### Exercise instructions
Locate the word "ohlc" in the data below, then copy every line that holds it.

### Record set
----

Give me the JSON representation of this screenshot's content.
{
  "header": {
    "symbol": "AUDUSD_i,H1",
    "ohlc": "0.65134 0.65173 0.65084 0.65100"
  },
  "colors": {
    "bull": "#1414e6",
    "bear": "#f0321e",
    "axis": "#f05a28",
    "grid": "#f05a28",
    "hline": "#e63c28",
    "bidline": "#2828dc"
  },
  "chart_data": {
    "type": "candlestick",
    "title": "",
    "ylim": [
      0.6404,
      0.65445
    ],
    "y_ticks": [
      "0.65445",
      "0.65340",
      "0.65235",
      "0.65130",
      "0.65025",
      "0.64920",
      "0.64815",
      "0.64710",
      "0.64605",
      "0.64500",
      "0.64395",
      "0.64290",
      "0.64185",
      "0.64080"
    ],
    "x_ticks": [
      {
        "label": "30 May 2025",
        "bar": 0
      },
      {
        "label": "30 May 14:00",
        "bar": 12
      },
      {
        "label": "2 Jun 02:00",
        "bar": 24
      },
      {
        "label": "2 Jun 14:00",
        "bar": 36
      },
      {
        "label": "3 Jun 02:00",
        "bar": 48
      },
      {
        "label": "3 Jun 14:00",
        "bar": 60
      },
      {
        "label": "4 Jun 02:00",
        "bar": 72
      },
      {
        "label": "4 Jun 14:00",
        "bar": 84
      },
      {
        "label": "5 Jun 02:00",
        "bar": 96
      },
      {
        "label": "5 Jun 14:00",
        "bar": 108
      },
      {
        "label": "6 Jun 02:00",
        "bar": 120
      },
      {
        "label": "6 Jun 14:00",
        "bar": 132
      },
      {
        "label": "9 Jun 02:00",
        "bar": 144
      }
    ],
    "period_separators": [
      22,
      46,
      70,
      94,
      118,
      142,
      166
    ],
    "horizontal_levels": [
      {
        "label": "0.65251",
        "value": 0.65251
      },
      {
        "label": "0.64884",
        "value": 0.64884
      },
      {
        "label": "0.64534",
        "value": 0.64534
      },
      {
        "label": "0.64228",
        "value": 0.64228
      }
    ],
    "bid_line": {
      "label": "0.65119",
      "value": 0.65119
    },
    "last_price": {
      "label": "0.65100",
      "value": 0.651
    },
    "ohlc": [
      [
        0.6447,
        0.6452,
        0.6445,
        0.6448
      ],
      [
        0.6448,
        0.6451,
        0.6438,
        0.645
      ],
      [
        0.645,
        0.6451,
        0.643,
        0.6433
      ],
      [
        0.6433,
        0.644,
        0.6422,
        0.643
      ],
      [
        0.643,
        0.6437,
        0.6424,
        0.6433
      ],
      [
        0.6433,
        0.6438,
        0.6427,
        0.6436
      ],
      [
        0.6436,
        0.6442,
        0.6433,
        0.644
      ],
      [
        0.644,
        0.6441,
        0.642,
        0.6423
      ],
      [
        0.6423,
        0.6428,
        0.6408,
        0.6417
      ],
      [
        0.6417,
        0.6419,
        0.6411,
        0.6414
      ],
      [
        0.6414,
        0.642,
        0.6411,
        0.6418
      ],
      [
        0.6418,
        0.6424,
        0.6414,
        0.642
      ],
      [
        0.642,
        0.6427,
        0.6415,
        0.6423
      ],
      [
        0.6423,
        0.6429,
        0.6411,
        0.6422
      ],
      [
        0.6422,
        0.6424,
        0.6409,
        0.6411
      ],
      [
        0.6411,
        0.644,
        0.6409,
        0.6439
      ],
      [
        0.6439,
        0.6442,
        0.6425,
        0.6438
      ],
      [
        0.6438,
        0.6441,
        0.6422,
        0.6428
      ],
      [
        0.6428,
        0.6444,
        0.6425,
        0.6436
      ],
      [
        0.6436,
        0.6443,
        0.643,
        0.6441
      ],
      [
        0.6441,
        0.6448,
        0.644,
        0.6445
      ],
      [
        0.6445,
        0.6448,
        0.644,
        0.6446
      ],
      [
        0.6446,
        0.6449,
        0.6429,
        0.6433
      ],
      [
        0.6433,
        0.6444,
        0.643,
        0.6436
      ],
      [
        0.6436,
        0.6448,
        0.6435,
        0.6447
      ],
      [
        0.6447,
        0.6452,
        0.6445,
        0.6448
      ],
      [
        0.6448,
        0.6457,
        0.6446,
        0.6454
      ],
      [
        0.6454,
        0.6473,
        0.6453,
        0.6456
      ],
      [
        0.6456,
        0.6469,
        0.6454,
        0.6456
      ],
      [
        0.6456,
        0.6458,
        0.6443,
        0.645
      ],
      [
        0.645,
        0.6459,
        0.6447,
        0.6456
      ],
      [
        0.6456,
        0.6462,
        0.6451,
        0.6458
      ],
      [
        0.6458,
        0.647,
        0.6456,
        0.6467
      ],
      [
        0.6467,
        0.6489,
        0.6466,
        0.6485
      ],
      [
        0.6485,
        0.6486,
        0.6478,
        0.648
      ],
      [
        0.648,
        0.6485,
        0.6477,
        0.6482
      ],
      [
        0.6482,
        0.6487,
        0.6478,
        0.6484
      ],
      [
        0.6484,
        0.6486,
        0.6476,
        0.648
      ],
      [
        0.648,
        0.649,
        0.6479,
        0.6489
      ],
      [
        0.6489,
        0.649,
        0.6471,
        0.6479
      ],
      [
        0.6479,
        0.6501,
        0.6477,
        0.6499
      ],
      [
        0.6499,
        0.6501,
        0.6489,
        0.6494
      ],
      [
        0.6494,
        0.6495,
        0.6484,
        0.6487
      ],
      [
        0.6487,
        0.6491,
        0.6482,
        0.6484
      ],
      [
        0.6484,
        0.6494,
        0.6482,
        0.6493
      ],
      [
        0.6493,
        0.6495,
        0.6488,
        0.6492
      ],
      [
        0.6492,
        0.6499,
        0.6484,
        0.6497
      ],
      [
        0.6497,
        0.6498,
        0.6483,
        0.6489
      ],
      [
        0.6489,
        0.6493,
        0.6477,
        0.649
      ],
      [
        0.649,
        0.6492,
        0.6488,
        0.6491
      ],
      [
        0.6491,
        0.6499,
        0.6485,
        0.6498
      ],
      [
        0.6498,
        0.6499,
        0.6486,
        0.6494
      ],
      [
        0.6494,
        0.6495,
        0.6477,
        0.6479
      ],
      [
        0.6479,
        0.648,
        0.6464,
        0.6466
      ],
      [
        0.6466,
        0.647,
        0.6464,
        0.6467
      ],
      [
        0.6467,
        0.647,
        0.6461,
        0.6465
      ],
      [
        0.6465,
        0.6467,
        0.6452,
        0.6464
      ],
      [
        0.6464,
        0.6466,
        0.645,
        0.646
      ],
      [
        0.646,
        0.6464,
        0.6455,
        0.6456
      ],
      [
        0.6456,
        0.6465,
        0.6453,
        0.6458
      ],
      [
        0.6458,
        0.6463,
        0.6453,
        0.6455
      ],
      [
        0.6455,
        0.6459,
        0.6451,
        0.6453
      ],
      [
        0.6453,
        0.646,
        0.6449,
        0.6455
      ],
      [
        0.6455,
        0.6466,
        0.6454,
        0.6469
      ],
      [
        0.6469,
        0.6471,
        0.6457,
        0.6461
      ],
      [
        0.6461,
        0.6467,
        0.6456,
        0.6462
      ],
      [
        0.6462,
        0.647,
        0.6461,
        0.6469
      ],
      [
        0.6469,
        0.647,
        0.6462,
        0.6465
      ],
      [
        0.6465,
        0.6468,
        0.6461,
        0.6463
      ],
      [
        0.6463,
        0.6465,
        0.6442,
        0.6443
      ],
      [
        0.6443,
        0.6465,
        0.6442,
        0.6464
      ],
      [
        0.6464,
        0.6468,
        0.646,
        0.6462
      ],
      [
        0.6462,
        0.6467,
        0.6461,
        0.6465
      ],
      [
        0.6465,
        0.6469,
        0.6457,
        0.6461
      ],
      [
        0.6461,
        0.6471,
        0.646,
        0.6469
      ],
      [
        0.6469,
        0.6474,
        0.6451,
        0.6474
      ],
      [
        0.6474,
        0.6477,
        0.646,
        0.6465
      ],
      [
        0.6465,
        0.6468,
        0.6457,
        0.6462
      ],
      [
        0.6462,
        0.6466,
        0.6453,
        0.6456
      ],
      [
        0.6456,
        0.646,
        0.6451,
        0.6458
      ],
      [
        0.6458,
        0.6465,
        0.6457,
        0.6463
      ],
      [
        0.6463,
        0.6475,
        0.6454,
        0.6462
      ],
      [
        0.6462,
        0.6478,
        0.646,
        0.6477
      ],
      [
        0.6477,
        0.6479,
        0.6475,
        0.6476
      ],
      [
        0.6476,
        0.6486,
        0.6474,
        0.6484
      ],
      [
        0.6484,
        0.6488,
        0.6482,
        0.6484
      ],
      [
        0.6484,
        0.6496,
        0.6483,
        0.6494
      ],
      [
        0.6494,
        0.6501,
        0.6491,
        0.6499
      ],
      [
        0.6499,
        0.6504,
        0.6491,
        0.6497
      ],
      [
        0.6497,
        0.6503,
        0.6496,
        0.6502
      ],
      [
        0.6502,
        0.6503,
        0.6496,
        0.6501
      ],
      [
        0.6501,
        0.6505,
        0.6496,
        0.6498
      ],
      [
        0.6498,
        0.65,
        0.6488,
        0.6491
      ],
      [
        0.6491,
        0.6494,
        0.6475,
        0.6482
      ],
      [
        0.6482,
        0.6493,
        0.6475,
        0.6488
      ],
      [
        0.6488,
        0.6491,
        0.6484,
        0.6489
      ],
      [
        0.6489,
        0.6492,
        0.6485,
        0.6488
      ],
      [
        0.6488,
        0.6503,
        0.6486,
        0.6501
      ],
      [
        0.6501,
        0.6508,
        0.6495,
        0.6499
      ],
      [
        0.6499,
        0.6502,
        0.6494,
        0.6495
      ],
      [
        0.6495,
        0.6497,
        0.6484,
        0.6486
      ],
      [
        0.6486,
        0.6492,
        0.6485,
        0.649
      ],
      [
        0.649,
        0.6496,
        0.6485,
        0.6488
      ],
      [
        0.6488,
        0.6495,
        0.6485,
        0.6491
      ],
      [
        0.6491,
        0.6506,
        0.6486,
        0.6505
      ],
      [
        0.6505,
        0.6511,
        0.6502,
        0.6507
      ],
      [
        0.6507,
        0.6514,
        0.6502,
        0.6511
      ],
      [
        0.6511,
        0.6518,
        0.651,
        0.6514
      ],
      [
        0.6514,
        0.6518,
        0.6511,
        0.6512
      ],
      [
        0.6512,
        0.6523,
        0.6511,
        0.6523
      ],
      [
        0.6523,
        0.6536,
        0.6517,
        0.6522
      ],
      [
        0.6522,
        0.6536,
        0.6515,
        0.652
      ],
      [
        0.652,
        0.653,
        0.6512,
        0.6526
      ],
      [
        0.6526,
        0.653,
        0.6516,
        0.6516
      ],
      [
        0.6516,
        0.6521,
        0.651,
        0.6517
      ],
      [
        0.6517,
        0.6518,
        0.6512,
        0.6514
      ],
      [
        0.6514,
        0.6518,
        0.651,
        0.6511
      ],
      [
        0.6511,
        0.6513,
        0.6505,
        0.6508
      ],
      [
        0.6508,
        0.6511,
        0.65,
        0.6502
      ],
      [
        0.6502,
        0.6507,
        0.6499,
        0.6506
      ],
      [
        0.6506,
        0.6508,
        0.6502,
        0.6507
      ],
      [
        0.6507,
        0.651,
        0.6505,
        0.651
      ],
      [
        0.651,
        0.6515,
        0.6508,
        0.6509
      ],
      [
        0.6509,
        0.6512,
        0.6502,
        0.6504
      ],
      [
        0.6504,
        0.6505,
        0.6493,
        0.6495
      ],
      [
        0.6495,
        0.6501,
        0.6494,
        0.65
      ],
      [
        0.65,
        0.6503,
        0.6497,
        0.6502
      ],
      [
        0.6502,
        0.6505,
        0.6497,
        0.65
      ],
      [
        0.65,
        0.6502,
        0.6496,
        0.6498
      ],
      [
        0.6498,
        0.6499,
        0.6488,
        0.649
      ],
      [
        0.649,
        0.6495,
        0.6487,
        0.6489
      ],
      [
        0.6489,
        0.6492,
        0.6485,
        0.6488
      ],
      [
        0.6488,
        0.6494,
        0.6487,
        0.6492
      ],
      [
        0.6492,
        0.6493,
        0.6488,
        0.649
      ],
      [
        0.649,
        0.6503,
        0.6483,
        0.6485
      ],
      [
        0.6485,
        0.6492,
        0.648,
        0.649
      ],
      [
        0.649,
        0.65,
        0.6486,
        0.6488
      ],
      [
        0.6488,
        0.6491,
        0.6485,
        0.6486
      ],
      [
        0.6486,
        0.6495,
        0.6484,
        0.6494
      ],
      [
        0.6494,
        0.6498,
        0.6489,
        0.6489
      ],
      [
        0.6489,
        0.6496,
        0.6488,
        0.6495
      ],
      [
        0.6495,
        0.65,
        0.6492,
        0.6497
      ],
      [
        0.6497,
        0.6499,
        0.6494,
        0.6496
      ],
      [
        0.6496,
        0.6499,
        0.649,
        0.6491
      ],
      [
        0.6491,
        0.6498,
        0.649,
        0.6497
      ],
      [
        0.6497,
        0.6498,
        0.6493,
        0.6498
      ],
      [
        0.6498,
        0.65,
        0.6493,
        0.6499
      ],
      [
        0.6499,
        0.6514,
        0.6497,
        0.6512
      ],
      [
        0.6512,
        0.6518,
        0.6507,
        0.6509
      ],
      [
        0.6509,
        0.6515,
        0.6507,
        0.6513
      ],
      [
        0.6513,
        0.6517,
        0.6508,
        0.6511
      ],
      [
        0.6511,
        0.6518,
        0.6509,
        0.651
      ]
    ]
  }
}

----

### Solution below
    "ohlc": "0.65134 0.65173 0.65084 0.65100"
    "ohlc": [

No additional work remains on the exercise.